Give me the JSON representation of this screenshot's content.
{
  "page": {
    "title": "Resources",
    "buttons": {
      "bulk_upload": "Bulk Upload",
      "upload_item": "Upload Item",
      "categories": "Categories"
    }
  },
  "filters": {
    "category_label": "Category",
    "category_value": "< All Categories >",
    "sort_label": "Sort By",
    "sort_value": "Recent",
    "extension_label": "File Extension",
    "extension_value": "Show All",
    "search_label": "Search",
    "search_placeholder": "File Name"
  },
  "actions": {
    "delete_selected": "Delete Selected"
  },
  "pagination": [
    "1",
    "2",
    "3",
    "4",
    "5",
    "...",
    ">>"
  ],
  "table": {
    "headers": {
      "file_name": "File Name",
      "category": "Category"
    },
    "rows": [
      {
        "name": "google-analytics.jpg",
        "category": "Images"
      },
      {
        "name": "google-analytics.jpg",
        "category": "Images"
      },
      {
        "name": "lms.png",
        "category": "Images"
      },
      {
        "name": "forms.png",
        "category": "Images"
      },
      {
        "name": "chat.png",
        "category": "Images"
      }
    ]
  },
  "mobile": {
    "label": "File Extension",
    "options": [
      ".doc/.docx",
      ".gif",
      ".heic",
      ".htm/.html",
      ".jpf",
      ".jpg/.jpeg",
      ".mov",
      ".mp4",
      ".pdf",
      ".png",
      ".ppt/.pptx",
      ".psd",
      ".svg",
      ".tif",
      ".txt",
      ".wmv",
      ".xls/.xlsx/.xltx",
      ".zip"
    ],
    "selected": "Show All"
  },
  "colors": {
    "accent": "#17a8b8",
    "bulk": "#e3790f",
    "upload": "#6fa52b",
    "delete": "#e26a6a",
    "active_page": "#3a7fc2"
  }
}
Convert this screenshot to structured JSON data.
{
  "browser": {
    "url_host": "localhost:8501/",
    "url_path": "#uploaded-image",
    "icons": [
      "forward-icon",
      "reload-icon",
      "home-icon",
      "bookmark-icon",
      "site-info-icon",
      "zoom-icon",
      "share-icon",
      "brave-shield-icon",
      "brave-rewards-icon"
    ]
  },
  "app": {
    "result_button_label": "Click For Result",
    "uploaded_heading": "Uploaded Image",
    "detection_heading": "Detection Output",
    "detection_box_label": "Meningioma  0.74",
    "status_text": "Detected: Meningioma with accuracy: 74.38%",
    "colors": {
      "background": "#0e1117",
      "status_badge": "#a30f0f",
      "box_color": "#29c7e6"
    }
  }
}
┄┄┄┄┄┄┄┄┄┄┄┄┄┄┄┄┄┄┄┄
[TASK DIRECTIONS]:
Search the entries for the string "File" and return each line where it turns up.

[WRITTEN SOLUTION]:
    "extension_label": "File Extension",
    "search_placeholder": "File Name"
      "file_name": "File Name",
    "label": "File Extension",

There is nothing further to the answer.